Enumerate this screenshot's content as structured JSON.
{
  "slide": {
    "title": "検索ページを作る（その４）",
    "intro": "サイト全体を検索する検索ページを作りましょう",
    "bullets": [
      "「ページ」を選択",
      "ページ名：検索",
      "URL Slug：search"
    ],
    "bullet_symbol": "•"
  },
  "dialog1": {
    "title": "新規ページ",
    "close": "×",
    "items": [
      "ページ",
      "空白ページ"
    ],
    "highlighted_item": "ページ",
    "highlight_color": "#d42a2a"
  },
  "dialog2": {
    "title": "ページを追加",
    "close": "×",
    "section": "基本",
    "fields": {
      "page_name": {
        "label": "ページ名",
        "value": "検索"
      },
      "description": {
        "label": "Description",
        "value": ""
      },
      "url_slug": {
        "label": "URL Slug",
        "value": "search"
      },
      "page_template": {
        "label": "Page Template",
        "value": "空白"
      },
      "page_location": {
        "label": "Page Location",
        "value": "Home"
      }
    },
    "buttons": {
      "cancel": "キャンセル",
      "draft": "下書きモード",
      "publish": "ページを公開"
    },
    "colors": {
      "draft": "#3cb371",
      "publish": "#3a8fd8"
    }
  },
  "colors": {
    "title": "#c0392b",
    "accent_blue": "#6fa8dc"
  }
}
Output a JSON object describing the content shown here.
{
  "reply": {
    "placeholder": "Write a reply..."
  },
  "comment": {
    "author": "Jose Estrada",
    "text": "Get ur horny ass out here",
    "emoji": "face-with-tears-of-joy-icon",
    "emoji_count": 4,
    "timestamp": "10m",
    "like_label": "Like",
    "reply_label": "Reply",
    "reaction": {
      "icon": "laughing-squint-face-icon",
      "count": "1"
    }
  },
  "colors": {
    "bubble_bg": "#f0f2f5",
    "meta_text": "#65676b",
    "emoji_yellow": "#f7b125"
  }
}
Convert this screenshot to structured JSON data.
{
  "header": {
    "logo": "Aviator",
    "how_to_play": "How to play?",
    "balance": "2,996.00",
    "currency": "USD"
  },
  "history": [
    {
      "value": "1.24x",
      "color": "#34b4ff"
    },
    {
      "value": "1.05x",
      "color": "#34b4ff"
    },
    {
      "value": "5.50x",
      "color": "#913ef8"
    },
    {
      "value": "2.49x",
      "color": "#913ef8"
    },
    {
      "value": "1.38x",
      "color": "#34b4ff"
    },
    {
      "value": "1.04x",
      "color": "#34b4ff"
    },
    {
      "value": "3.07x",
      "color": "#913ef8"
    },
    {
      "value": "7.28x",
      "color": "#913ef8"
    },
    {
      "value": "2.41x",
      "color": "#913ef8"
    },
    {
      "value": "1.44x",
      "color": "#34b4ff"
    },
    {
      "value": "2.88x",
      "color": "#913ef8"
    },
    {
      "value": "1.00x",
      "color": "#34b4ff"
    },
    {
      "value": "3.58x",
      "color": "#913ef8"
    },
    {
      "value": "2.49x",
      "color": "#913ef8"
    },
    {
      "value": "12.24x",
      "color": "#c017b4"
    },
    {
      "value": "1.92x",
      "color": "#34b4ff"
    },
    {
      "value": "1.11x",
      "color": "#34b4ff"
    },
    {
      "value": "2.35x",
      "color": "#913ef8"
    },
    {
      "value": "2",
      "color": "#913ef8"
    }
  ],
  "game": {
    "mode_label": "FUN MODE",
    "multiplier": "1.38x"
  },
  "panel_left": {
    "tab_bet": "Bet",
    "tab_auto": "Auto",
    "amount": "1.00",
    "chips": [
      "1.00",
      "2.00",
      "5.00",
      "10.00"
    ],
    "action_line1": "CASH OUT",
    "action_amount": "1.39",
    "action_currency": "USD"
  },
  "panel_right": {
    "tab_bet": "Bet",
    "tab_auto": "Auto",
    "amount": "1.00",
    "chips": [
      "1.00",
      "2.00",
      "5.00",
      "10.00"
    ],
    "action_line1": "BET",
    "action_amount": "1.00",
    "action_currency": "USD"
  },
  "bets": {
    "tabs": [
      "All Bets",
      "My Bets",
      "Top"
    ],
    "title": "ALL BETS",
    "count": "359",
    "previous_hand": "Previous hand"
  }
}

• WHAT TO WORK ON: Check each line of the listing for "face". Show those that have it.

• TASK RESPONSE:
    "emoji": "face-with-tears-of-joy-icon",
      "icon": "laughing-squint-face-icon",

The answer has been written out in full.